_EXERCISE:_ Across the entries that follow, how many lines have the word "sept" in them? Give only the number.

(Element data from apps and pages)
◇ ◇ ◇ ◇ ◇

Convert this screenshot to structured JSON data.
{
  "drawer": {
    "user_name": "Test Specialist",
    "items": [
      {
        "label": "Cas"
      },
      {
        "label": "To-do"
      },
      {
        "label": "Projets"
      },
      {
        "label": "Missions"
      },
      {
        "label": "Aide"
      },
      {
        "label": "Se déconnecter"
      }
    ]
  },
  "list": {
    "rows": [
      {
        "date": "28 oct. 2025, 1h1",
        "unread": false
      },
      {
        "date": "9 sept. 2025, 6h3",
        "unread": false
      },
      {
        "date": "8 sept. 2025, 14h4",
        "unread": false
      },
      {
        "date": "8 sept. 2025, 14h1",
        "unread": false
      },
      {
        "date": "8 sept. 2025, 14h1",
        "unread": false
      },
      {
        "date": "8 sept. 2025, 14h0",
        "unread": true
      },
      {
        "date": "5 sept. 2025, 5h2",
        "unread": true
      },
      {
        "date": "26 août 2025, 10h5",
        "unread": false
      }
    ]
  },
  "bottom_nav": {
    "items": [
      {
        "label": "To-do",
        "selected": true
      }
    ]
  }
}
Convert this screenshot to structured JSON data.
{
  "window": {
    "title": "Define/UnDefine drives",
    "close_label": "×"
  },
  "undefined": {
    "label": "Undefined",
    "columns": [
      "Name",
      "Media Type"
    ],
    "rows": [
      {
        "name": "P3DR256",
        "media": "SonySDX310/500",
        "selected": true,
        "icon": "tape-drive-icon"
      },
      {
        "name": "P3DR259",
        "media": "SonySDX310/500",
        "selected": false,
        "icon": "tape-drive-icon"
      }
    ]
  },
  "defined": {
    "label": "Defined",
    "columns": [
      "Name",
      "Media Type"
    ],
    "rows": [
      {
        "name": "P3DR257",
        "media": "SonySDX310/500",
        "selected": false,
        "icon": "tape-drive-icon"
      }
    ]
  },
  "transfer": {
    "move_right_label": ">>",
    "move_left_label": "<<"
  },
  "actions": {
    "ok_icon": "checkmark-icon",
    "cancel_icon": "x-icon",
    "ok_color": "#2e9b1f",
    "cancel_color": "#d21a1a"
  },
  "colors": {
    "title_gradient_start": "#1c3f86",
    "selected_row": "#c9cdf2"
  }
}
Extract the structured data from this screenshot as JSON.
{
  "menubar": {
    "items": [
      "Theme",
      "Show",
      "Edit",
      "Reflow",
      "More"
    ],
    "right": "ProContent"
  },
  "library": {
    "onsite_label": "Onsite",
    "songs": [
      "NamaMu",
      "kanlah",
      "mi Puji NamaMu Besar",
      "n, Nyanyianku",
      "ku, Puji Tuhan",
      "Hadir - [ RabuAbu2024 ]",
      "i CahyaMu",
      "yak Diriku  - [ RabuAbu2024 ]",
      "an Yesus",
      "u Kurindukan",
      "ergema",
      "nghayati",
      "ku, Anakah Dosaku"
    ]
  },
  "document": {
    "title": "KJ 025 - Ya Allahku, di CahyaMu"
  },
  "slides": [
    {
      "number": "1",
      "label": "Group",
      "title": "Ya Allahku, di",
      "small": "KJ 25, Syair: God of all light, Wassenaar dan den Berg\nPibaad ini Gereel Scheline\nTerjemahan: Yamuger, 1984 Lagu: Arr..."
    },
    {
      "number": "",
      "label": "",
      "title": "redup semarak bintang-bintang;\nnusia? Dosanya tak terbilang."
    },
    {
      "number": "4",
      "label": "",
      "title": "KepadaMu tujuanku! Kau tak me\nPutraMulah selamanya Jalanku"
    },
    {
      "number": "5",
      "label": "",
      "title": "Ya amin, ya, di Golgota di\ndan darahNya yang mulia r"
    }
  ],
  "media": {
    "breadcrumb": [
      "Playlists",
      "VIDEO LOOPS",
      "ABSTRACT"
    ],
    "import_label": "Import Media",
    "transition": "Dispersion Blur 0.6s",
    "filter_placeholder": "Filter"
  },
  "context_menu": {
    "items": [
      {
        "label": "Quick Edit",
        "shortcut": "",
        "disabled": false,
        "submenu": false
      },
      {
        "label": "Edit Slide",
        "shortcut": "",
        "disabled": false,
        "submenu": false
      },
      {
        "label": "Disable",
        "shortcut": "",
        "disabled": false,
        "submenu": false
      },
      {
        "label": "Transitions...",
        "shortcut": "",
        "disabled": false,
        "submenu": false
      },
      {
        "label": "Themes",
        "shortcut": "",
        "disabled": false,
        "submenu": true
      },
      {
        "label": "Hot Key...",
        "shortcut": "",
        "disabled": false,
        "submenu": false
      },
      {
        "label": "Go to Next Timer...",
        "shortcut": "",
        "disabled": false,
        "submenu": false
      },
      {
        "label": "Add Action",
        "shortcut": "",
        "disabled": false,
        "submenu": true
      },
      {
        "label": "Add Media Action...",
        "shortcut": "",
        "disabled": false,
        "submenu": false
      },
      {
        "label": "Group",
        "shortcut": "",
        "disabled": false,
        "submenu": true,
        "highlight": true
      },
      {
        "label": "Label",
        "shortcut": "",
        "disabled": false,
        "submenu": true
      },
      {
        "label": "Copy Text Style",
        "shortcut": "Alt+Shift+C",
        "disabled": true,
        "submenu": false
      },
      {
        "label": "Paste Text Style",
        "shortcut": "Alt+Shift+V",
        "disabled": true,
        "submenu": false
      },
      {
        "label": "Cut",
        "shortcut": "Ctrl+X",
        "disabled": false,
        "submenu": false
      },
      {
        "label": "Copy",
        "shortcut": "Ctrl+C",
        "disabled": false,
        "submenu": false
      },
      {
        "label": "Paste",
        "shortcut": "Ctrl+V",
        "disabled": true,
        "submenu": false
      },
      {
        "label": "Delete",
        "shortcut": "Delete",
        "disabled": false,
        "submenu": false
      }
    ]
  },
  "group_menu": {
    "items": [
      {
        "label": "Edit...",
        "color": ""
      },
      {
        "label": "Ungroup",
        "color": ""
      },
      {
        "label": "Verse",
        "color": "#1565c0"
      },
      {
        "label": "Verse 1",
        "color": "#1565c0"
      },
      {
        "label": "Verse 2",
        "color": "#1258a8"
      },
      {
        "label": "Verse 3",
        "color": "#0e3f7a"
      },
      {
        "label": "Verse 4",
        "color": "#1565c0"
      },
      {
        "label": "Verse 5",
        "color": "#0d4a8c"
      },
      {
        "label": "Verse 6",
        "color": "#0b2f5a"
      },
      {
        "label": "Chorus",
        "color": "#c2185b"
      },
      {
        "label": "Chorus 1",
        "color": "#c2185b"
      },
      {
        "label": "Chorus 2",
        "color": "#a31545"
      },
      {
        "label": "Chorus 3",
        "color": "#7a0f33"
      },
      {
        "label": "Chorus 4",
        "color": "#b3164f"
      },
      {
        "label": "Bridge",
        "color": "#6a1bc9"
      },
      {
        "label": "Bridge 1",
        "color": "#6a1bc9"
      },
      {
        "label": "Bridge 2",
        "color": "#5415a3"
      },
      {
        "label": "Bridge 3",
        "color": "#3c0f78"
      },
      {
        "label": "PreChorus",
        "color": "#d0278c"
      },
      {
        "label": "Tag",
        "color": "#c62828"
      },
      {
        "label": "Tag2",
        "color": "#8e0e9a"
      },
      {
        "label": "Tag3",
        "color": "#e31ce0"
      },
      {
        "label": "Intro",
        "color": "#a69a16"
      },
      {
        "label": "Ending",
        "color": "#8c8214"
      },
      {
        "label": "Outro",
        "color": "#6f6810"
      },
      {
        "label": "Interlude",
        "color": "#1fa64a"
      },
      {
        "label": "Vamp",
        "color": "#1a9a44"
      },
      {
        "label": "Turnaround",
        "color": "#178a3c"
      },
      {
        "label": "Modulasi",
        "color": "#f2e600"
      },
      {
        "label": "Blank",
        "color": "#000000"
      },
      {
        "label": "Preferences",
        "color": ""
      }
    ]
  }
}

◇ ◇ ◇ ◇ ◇

_EXPECTED ANSWER:_ 6